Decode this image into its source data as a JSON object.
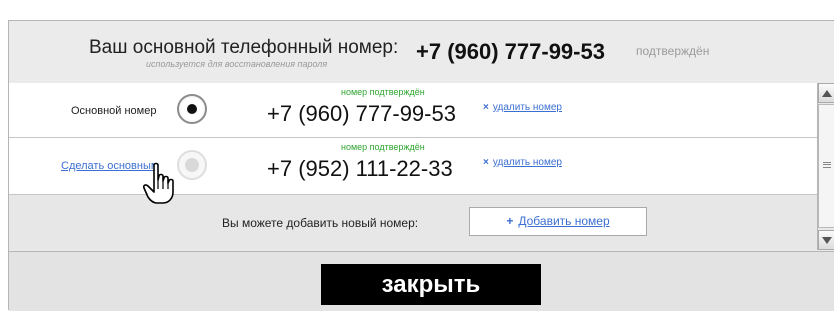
{
  "header": {
    "title": "Ваш основной телефонный номер:",
    "hint": "используется для восстановления пароля",
    "number": "+7 (960) 777-99-53",
    "status": "подтверждён"
  },
  "phones": [
    {
      "label": "Основной номер",
      "status": "номер подтверждён",
      "number": "+7 (960) 777-99-53",
      "delete_label": "удалить номер",
      "selected": true
    },
    {
      "label": "Сделать основным",
      "status": "номер подтверждён",
      "number": "+7 (952) 111-22-33",
      "delete_label": "удалить номер",
      "selected": false
    }
  ],
  "add": {
    "text": "Вы можете добавить новый номер:",
    "button_label": "Добавить номер",
    "button_icon": "plus-icon"
  },
  "delete_icon": "x-icon",
  "cursor_icon": "hand-pointer-icon",
  "footer": {
    "close_label": "закрыть"
  },
  "colors": {
    "link": "#3b6fd1",
    "confirmed": "#2fa52f",
    "close_bg": "#000000"
  }
}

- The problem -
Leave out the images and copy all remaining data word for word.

- Finished exercise -
Decode this image into its source data as a JSON object.
{
  "header": {
    "title": "Ваш основной телефонный номер:",
    "hint": "используется для восстановления пароля",
    "number": "+7 (960) 777-99-53",
    "status": "подтверждён"
  },
  "phones": [
    {
      "label": "Основной номер",
      "status": "номер подтверждён",
      "number": "+7 (960) 777-99-53",
      "delete_label": "удалить номер",
      "selected": true
    },
    {
      "label": "Сделать основным",
      "status": "номер подтверждён",
      "number": "+7 (952) 111-22-33",
      "delete_label": "удалить номер",
      "selected": false
    }
  ],
  "add": {
    "text": "Вы можете добавить новый номер:",
    "button_label": "Добавить номер",
    "button_icon": "plus-icon"
  },
  "delete_icon": "x-icon",
  "cursor_icon": "hand-pointer-icon",
  "footer": {
    "close_label": "закрыть"
  },
  "colors": {
    "link": "#3b6fd1",
    "confirmed": "#2fa52f",
    "close_bg": "#000000"
  }
}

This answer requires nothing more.